** EXERCISE MATERIALS follows **
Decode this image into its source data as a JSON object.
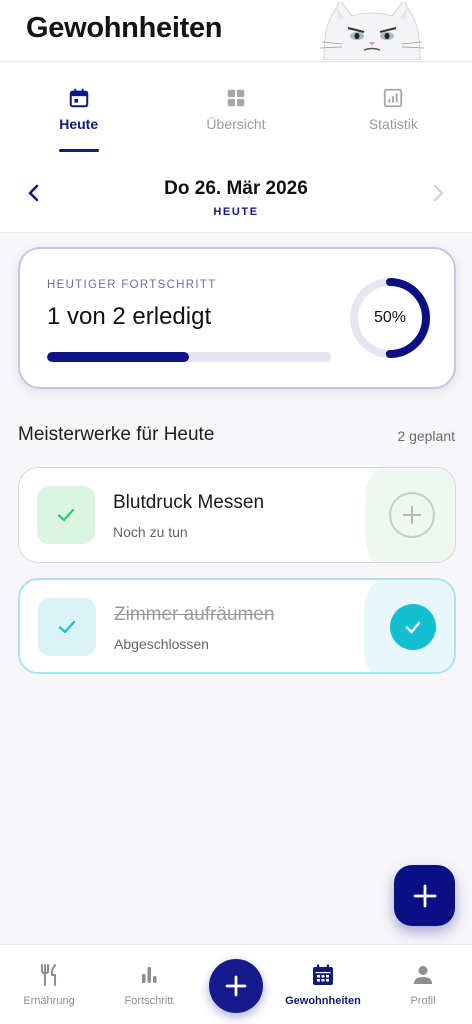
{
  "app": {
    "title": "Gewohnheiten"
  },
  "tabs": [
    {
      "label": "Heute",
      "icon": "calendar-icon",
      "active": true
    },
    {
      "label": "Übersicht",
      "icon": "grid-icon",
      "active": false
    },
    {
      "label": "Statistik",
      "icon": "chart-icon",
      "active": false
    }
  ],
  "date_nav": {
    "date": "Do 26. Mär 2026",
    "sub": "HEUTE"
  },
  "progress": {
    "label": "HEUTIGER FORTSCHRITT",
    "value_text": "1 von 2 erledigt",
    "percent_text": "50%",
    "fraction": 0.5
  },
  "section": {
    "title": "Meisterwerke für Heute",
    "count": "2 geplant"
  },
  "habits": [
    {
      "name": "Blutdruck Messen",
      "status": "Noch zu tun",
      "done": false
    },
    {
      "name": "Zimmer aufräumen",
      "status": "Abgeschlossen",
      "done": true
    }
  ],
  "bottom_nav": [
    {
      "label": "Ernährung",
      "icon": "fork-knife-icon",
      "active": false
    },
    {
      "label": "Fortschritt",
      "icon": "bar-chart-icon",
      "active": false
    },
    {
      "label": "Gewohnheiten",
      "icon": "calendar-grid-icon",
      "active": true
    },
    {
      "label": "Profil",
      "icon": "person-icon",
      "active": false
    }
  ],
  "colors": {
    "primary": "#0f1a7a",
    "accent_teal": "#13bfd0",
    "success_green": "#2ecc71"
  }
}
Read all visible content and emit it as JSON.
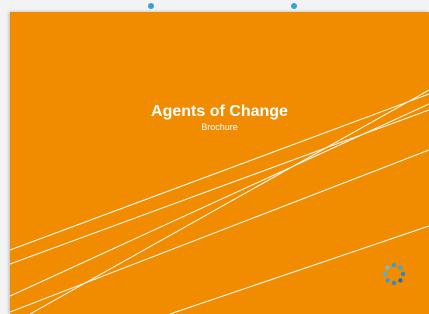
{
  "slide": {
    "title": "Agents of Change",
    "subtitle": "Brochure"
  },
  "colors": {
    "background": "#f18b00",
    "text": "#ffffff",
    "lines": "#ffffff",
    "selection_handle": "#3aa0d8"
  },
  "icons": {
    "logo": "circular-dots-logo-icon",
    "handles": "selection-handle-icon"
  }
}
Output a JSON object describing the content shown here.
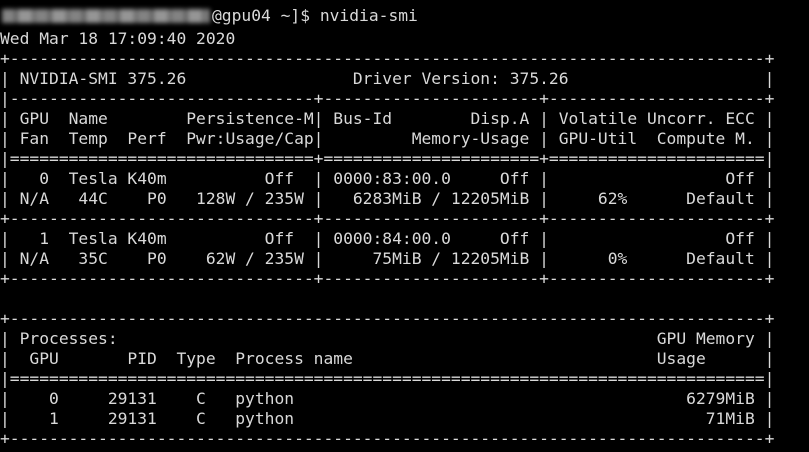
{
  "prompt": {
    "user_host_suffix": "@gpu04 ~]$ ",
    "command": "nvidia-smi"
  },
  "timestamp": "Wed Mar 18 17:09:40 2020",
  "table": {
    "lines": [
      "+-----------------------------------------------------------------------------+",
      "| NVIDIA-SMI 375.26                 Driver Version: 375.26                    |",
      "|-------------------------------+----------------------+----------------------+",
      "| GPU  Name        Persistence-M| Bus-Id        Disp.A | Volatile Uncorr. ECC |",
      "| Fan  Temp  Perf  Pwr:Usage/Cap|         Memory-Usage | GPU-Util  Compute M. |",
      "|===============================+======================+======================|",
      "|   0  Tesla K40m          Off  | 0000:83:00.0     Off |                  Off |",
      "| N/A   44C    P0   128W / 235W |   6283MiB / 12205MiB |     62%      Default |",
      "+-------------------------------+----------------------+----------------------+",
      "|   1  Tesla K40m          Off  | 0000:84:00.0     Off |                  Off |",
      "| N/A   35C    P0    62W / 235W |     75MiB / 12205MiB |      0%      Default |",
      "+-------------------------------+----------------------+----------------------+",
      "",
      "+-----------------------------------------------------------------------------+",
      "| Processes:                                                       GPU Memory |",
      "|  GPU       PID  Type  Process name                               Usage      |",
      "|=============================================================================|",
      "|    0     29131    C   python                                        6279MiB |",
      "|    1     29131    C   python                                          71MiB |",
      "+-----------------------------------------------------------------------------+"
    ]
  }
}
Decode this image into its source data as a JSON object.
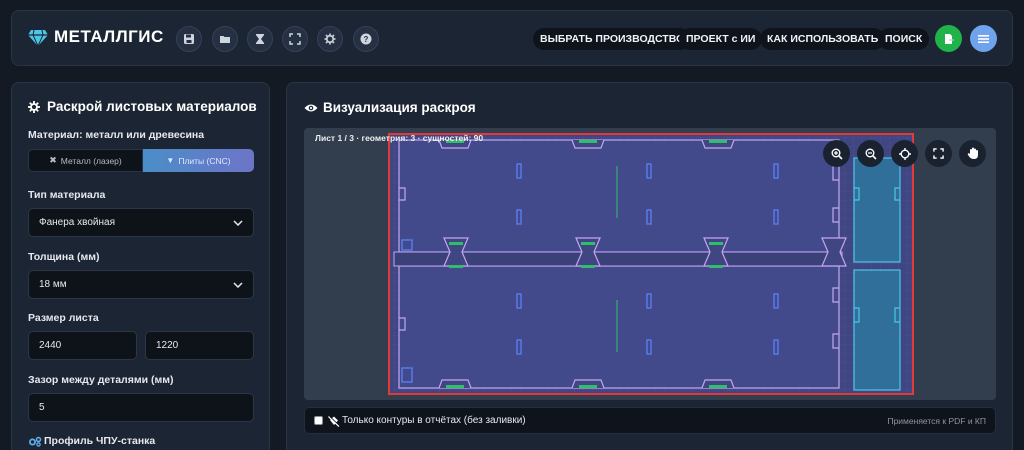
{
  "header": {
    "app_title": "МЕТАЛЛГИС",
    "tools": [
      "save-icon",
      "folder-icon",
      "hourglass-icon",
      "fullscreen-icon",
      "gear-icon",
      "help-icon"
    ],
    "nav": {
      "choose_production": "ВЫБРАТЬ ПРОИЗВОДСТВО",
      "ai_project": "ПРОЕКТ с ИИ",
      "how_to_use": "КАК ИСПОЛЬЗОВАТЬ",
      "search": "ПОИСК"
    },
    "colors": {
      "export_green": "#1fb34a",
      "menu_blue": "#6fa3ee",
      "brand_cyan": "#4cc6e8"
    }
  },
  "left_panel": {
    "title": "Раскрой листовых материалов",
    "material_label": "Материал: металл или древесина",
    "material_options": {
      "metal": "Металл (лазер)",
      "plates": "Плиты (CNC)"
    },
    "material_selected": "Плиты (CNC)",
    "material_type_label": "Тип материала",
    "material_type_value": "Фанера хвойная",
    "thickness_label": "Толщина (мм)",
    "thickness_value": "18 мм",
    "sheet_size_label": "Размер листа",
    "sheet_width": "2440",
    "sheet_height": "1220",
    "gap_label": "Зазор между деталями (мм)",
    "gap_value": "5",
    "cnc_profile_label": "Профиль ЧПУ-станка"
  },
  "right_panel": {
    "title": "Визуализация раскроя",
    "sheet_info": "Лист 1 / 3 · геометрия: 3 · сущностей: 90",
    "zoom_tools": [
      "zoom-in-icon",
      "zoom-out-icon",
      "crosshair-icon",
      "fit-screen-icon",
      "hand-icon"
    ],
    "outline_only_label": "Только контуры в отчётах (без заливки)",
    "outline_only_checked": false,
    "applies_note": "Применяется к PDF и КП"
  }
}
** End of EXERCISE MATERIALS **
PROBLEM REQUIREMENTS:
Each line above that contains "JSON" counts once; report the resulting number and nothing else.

OUTPUT FOR THIS EXERCISE:
4